-------- Supplied entries

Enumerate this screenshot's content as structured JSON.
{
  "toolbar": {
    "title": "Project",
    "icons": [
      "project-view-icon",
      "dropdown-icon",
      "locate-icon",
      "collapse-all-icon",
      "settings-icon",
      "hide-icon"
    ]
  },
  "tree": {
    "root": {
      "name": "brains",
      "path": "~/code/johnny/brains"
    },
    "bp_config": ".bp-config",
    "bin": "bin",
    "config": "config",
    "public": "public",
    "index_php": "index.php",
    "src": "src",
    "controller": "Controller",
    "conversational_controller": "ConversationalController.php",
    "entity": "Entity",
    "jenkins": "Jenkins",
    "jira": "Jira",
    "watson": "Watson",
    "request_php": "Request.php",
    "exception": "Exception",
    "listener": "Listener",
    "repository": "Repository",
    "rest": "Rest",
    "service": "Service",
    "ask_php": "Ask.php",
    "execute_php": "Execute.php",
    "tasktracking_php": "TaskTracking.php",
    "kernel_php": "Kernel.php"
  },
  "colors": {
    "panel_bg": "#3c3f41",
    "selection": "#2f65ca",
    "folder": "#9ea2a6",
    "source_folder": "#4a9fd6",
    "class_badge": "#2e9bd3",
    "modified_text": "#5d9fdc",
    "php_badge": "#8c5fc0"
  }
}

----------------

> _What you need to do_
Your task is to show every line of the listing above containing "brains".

> _Answer section_
      "name": "brains",
      "path": "~/code/johnny/brains"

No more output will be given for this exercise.